The 9th Brigade had been involved in heavy fighting in the trenches during April 1918 and had suffered many casualties, including their CO Lieutenant Colonel Milne DSO and other members of Battalion Headquarters staff. The decision was made to disband the 36th Battalion and distribute the various companies to the 33rd, 34th and 35th Battalions to bring them up to strength, as reinforcements were not arriving in enough numbers to replace those lost. Frank’s “A” Company was transferred to the 33rd Battalion on 30 April 1918, where they rotated in and out of the trenches for the next few months. Frank wrote to his mother about the experience of waiting for the jump and the exhilaration of going over the top. He referred to it as being ‘in the game’.

In August 1918 the Battalion was stationed along the Somme River and participated in a number of major actions (8-9 August near Aubigny and 22 August near Bray-sur-Somme), always pushing further east. It was in the action of the 22nd that Sergeant Francis Arthur Abbott was nominated for a Distinguished Conduct Medal for ‘conspicuous gallantry and devotion to duty’ while his officer and platoon sergeant were wounded. No medal appears to have been awarded however, despite his heroic efforts. The Battalion moved up to Suzanne thence to Curlu in preparation for the next action at the Battle of Bouchavesnes on 31st August.
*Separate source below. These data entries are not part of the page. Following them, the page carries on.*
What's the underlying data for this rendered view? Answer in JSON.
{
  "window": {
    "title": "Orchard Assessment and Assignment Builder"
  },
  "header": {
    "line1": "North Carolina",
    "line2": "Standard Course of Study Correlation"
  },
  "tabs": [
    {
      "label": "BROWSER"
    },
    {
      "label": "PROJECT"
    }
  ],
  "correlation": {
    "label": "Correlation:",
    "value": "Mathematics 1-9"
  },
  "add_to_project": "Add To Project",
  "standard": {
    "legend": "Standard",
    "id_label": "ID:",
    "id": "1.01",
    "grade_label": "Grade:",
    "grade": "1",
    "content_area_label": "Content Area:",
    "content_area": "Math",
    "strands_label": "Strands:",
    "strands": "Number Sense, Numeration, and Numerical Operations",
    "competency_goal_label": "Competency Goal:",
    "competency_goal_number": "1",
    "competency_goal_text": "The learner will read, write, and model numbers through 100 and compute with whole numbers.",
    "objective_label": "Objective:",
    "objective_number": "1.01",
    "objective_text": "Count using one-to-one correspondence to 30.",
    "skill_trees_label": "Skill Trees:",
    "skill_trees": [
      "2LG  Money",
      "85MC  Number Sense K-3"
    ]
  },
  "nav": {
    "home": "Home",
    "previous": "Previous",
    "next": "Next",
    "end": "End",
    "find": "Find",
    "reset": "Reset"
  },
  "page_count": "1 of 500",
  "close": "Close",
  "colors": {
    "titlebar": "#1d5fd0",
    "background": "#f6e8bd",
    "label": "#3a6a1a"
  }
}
On this day the Battalion had their hardest fighting to date according the unit diary and in that action on 31 August 1918, just outside the town of Peronne, Sergeant Francis Arthur Abbott was killed. A letter from one of the men in his Company to his family told that he had been shot in the head and died instantly, and it is recorded that he was buried in the field by Rev W Burkett on 9 September though his body was never recovered. He was 25 years and seven months old.

Memorial Details:

  • Honor Roll, St Stephen the Martyr Anglican Church, Penrith
  • Honor Roll, Penrith Superior School
  • Honor Roll, Lodge Nepean, Penrith
  • Honor Roll, Memory Park, Penrith
  • Australian Memorial , Villers-Bretonneux

Sources:

National Archives of Australia: ABBOTT F A

Australian War Memorial First World War Nominal Roll

Australian War Memorial Roll of Honour